[DATA TO USE]
--

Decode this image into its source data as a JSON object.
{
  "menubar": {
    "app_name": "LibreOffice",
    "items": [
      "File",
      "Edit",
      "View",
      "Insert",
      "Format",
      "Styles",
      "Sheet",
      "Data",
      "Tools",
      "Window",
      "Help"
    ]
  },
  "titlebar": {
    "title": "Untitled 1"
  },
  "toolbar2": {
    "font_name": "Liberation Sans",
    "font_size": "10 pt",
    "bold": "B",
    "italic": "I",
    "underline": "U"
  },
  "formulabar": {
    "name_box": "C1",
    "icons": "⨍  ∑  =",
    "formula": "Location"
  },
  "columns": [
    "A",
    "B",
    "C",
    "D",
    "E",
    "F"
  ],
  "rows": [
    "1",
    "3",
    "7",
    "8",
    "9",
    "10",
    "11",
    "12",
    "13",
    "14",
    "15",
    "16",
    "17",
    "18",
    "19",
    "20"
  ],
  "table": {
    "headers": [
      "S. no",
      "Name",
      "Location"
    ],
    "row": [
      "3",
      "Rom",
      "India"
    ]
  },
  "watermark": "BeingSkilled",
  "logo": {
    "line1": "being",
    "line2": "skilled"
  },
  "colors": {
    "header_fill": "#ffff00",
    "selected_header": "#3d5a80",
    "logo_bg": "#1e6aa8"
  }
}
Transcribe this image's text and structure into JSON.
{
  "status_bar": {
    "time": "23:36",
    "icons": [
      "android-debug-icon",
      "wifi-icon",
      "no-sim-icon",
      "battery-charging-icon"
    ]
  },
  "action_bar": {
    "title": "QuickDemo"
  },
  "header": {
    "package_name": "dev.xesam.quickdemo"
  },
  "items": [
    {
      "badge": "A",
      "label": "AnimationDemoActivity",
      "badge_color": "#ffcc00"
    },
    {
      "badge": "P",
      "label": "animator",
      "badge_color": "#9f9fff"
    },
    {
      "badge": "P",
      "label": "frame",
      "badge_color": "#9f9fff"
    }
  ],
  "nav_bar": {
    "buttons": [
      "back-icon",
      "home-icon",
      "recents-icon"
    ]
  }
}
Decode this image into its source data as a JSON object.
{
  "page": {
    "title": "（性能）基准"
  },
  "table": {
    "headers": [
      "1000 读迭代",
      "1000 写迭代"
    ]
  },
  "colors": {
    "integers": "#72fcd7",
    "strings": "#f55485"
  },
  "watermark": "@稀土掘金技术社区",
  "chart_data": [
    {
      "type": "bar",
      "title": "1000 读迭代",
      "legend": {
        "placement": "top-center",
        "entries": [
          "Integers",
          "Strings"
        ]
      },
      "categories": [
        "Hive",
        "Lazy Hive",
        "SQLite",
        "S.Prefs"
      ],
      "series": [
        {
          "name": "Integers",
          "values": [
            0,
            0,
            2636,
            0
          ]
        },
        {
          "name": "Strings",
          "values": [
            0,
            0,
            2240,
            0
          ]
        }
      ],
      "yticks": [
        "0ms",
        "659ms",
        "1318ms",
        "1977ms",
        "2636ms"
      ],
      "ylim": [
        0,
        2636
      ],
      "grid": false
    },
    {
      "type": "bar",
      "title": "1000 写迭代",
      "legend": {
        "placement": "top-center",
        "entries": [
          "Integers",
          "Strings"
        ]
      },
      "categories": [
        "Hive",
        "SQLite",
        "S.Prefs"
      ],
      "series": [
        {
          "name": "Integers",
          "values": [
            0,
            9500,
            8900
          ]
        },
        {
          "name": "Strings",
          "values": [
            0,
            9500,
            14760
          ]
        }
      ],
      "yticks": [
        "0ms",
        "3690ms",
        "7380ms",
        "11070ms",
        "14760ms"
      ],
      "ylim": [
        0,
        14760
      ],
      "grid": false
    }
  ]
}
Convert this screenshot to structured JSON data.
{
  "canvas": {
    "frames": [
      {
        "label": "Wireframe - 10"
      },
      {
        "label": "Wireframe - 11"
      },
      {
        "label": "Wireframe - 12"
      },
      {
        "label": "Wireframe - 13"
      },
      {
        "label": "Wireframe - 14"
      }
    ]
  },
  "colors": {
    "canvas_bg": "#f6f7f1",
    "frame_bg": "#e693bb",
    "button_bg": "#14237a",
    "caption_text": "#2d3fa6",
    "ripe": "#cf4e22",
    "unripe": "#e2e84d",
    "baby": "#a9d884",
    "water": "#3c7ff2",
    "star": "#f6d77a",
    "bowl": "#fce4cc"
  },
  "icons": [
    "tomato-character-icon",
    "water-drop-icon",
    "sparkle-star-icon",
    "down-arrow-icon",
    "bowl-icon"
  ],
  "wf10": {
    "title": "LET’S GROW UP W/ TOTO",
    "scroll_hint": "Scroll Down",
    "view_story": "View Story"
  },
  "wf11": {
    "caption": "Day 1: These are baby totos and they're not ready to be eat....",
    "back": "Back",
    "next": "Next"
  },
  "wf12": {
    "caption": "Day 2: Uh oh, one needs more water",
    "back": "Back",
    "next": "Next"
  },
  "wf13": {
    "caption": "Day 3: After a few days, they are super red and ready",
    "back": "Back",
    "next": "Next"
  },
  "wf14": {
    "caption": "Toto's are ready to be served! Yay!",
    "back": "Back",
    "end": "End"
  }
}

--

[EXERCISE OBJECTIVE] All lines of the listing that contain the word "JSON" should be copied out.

[REPLY]
Decode this image into its source data as a JSON object.
Transcribe this image's text and structure into JSON.
Decode this image into its source data as a JSON object.
Convert this screenshot to structured JSON data.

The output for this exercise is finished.